→ **Requirement**: Write the records out again exactly, leaving no images in.

-- Opening Marker --

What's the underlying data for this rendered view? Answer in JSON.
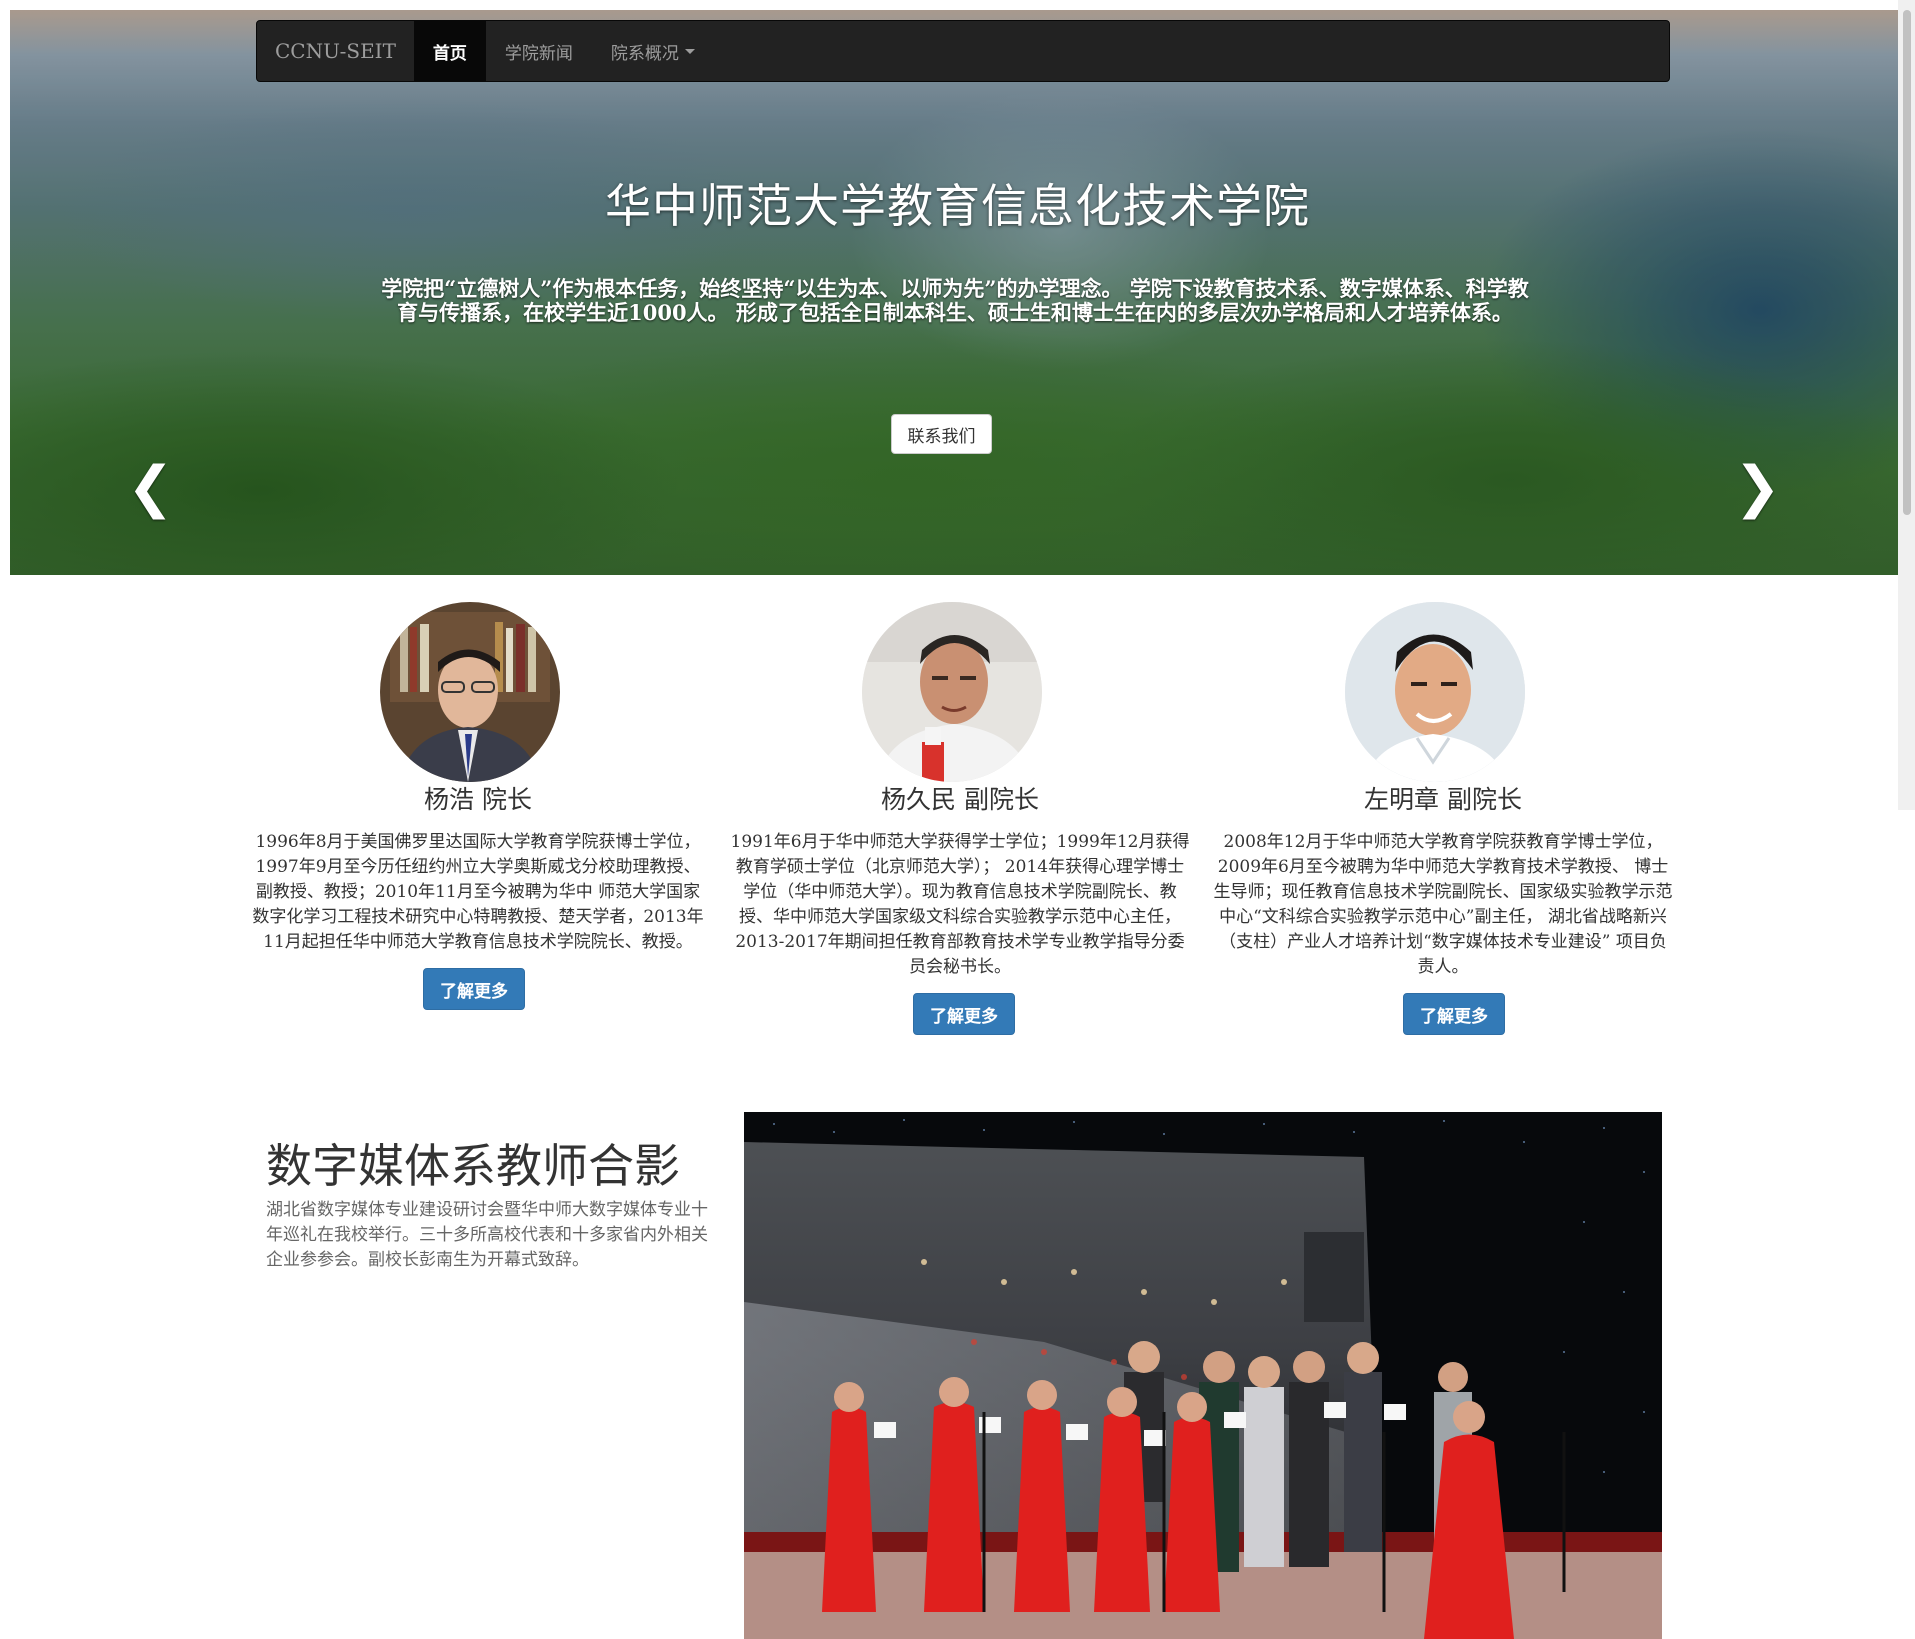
{
  "navbar": {
    "brand": "CCNU-SEIT",
    "items": [
      {
        "label": "首页",
        "active": true
      },
      {
        "label": "学院新闻",
        "active": false
      },
      {
        "label": "院系概况",
        "active": false,
        "dropdown": true
      }
    ]
  },
  "hero": {
    "title": "华中师范大学教育信息化技术学院",
    "description": "学院把“立德树人”作为根本任务，始终坚持“以生为本、以师为先”的办学理念。 学院下设教育技术系、数字媒体系、科学教育与传播系，在校学生近1000人。 形成了包括全日制本科生、硕士生和博士生在内的多层次办学格局和人才培养体系。",
    "button": "联系我们",
    "prev_icon": "chevron-left-icon",
    "next_icon": "chevron-right-icon",
    "prev_glyph": "❮",
    "next_glyph": "❯"
  },
  "people": [
    {
      "name": "杨浩 院长",
      "bio": "1996年8月于美国佛罗里达国际大学教育学院获博士学位，1997年9月至今历任纽约州立大学奥斯威戈分校助理教授、副教授、教授；2010年11月至今被聘为华中 师范大学国家数字化学习工程技术研究中心特聘教授、楚天学者，2013年11月起担任华中师范大学教育信息技术学院院长、教授。",
      "button": "了解更多"
    },
    {
      "name": "杨久民 副院长",
      "bio": "1991年6月于华中师范大学获得学士学位；1999年12月获得教育学硕士学位（北京师范大学）； 2014年获得心理学博士学位（华中师范大学）。现为教育信息技术学院副院长、教授、华中师范大学国家级文科综合实验教学示范中心主任， 2013-2017年期间担任教育部教育技术学专业教学指导分委员会秘书长。",
      "button": "了解更多"
    },
    {
      "name": "左明章 副院长",
      "bio": "2008年12月于华中师范大学教育学院获教育学博士学位，2009年6月至今被聘为华中师范大学教育技术学教授、 博士生导师；现任教育信息技术学院副院长、国家级实验教学示范中心“文科综合实验教学示范中心”副主任， 湖北省战略新兴（支柱）产业人才培养计划“数字媒体技术专业建设” 项目负责人。",
      "button": "了解更多"
    }
  ],
  "feature": {
    "heading": "数字媒体系教师合影",
    "text": "湖北省数字媒体专业建设研讨会暨华中师大数字媒体专业十年巡礼在我校举行。三十多所高校代表和十多家省内外相关企业参参会。副校长彭南生为开幕式致辞。"
  },
  "colors": {
    "navbar_bg": "#222222",
    "primary": "#337ab7",
    "dress_red": "#e0201e"
  }
}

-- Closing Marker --

→ **Answer space**:
What's the underlying data for this rendered view? Answer in JSON.
{
  "navbar": {
    "brand": "CCNU-SEIT",
    "items": [
      {
        "label": "首页",
        "active": true
      },
      {
        "label": "学院新闻",
        "active": false
      },
      {
        "label": "院系概况",
        "active": false,
        "dropdown": true
      }
    ]
  },
  "hero": {
    "title": "华中师范大学教育信息化技术学院",
    "description": "学院把“立德树人”作为根本任务，始终坚持“以生为本、以师为先”的办学理念。 学院下设教育技术系、数字媒体系、科学教育与传播系，在校学生近1000人。 形成了包括全日制本科生、硕士生和博士生在内的多层次办学格局和人才培养体系。",
    "button": "联系我们",
    "prev_icon": "chevron-left-icon",
    "next_icon": "chevron-right-icon",
    "prev_glyph": "❮",
    "next_glyph": "❯"
  },
  "people": [
    {
      "name": "杨浩 院长",
      "bio": "1996年8月于美国佛罗里达国际大学教育学院获博士学位，1997年9月至今历任纽约州立大学奥斯威戈分校助理教授、副教授、教授；2010年11月至今被聘为华中 师范大学国家数字化学习工程技术研究中心特聘教授、楚天学者，2013年11月起担任华中师范大学教育信息技术学院院长、教授。",
      "button": "了解更多"
    },
    {
      "name": "杨久民 副院长",
      "bio": "1991年6月于华中师范大学获得学士学位；1999年12月获得教育学硕士学位（北京师范大学）； 2014年获得心理学博士学位（华中师范大学）。现为教育信息技术学院副院长、教授、华中师范大学国家级文科综合实验教学示范中心主任， 2013-2017年期间担任教育部教育技术学专业教学指导分委员会秘书长。",
      "button": "了解更多"
    },
    {
      "name": "左明章 副院长",
      "bio": "2008年12月于华中师范大学教育学院获教育学博士学位，2009年6月至今被聘为华中师范大学教育技术学教授、 博士生导师；现任教育信息技术学院副院长、国家级实验教学示范中心“文科综合实验教学示范中心”副主任， 湖北省战略新兴（支柱）产业人才培养计划“数字媒体技术专业建设” 项目负责人。",
      "button": "了解更多"
    }
  ],
  "feature": {
    "heading": "数字媒体系教师合影",
    "text": "湖北省数字媒体专业建设研讨会暨华中师大数字媒体专业十年巡礼在我校举行。三十多所高校代表和十多家省内外相关企业参参会。副校长彭南生为开幕式致辞。"
  },
  "colors": {
    "navbar_bg": "#222222",
    "primary": "#337ab7",
    "dress_red": "#e0201e"
  }
}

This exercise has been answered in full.